Copy out each line featuring the string "zoom" from the entries beneath.

→ Recorded data:
▽

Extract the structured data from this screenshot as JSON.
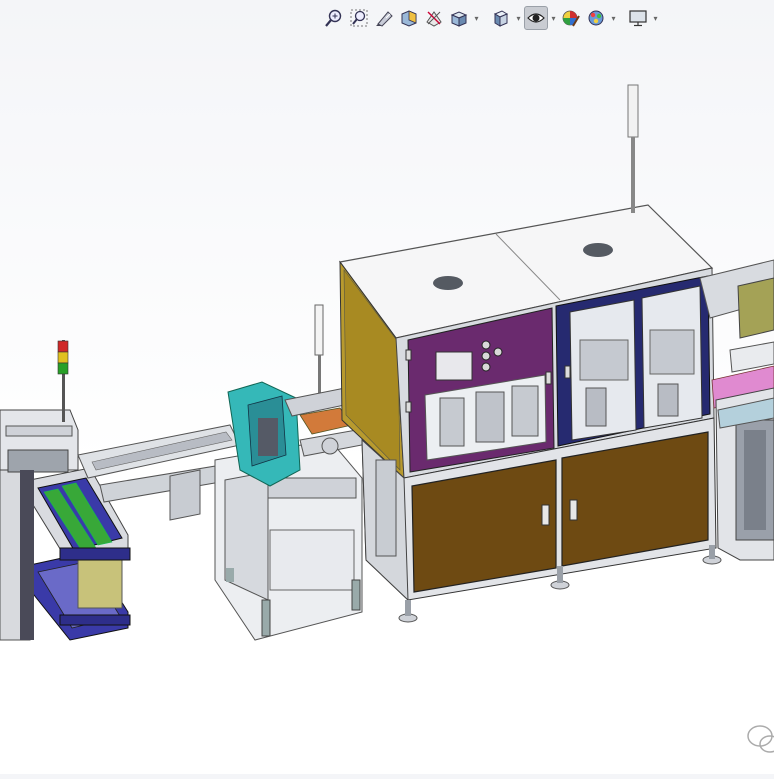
{
  "hud_toolbar": {
    "buttons": [
      {
        "id": "zoom-to-fit",
        "icon": "zoom-to-fit-icon",
        "has_dropdown": false
      },
      {
        "id": "zoom-to-area",
        "icon": "zoom-to-area-icon",
        "has_dropdown": false
      },
      {
        "id": "previous-view",
        "icon": "previous-view-icon",
        "has_dropdown": false
      },
      {
        "id": "section-view",
        "icon": "section-view-icon",
        "has_dropdown": false
      },
      {
        "id": "dynamic-annotation",
        "icon": "dynamic-annotation-icon",
        "has_dropdown": false
      },
      {
        "id": "view-orientation",
        "icon": "view-orientation-icon",
        "has_dropdown": true
      },
      {
        "id": "display-style",
        "icon": "display-style-icon",
        "has_dropdown": true
      },
      {
        "id": "hide-show-items",
        "icon": "hide-show-items-icon",
        "has_dropdown": true,
        "active": true
      },
      {
        "id": "edit-appearance",
        "icon": "edit-appearance-icon",
        "has_dropdown": false
      },
      {
        "id": "apply-scene",
        "icon": "apply-scene-icon",
        "has_dropdown": true
      },
      {
        "id": "view-settings",
        "icon": "view-settings-icon",
        "has_dropdown": true
      }
    ]
  },
  "colors": {
    "background_top": "#f4f5f8",
    "frame_grey": "#c8ccd2",
    "panel_white": "#f2f2f2",
    "yellow_panel": "#b89a2e",
    "purple_panel": "#6a2a6e",
    "navy_panel": "#262a70",
    "brown_cabinet": "#6e4a12",
    "blue_rail": "#3a3aa8",
    "cyan_part": "#35b8b8",
    "orange_part": "#d27a3a",
    "olive_part": "#c8c27a",
    "pink_part": "#e08ad0",
    "green_part": "#38a838",
    "tower_red": "#d02828",
    "tower_yellow": "#e0c020",
    "tower_green": "#28a028"
  },
  "viewport": {
    "model": "automated-assembly-line",
    "watermark_icon": "wechat-icon"
  }
}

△

→ Written solution:
        "id": "zoom-to-fit",
        "icon": "zoom-to-fit-icon",
        "id": "zoom-to-area",
        "icon": "zoom-to-area-icon",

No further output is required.